Can there be any more daunting an assignment for a film critic than to review a documentary about the life of one of the greatest movie reviewers of all time? “Life Itself,” is an affectionate look at the life and death of Roger Ebert, the Pulitzer Prize winning writer and television host whose name has become synonymous with the film criticism.
Ebert lived a public life. Between television appearances—on his own show with Gene Siskel and hundreds of talk show visits—and countless words splayed across the pages of the Chicago Sun-Times, his books and later his website, it seems like there might not be much left that we don’t already know about Ebert.
Director Steve James, who also made “Hoop Dreams,” one of Ebert’s favorite films, digs deep to present something that is beyond a simple biography.
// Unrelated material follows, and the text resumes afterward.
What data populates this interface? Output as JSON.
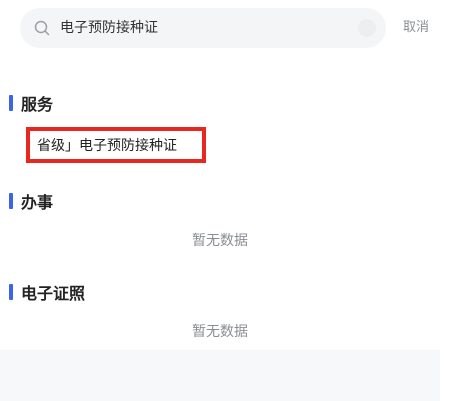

We learn about how the critic wrote the screenplay for the Russ Meyer’s opus “Beyond the Valley of the Dolls,” the legendary ego clashes with his TV partner and that he met his wife at an AA meeting but that’s just trivia. Instead, using a mix of talking head interviews, archive footage, and most importantly, interviews with Roger and wife Chaz, James crafts an intimate, revealing and moving portrait of a complex man.
Ebert passed away on April 4, 2013 during the production of the documentary. Stricken with cancer, he knew he would likely not live to see the finished film, but communicated through his laptop (with voice translation) for as long as he was able. One of his last messages to James said simply and eloquently, “I’m fading.” It’s a heartbreaking and bittersweet moment in the movie that gives life to Ebert’s theory of movies being “a machine to generate empathy.”
“Life Itself” never shies away from the difficult parts of the story. Moments of frustration and pain are included but ultimately the doc is a wake for the late film critic. Stories are shared, secrets are told and a life is celebrated.